# REQUIRED WORK
Using the listing below, say how many lines have the string "placeholder" in them, giving the number alone.

** Opening GIVEN RECORDS block **

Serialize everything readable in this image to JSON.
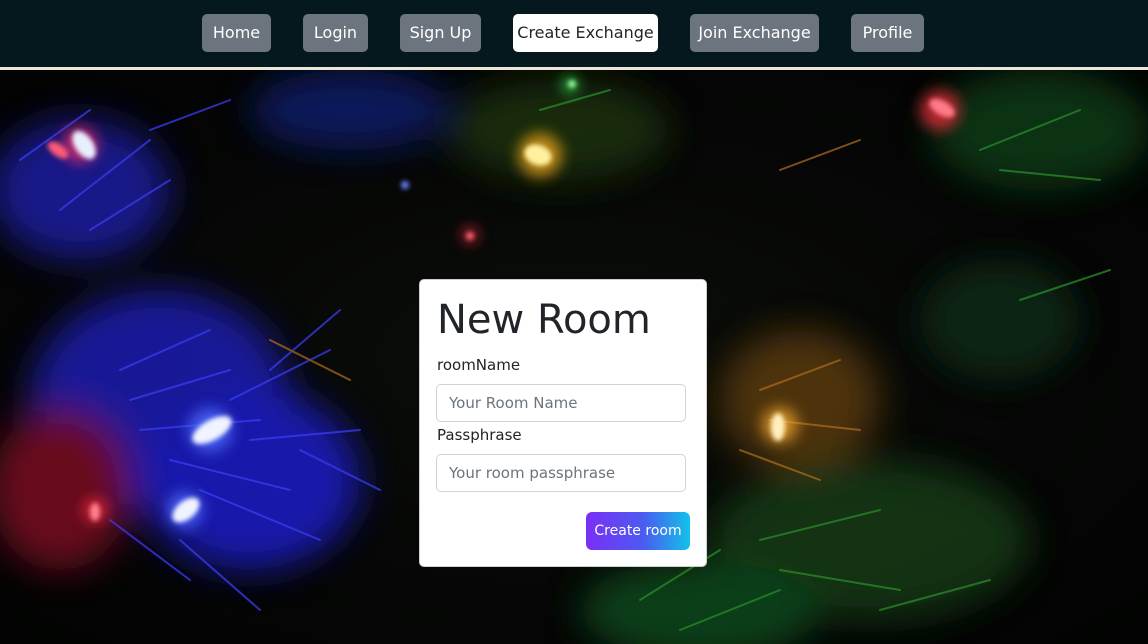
{
  "nav": {
    "items": [
      {
        "label": "Home",
        "active": false
      },
      {
        "label": "Login",
        "active": false
      },
      {
        "label": "Sign Up",
        "active": false
      },
      {
        "label": "Create Exchange",
        "active": true
      },
      {
        "label": "Join Exchange",
        "active": false
      },
      {
        "label": "Profile",
        "active": false
      }
    ]
  },
  "background": {
    "description_icon": "christmas-lights-photo"
  },
  "form": {
    "title": "New Room",
    "room_name": {
      "label": "roomName",
      "placeholder": "Your Room Name",
      "value": ""
    },
    "passphrase": {
      "label": "Passphrase",
      "placeholder": "Your room passphrase",
      "value": ""
    },
    "submit_label": "Create room"
  },
  "colors": {
    "navbar_bg": "#04181e",
    "nav_button": "#6c757d",
    "nav_button_active": "#ffffff",
    "submit_gradient_start": "#7b2ff7",
    "submit_gradient_end": "#12c2e9"
  }
}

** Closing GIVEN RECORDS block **

# RESPONSE
2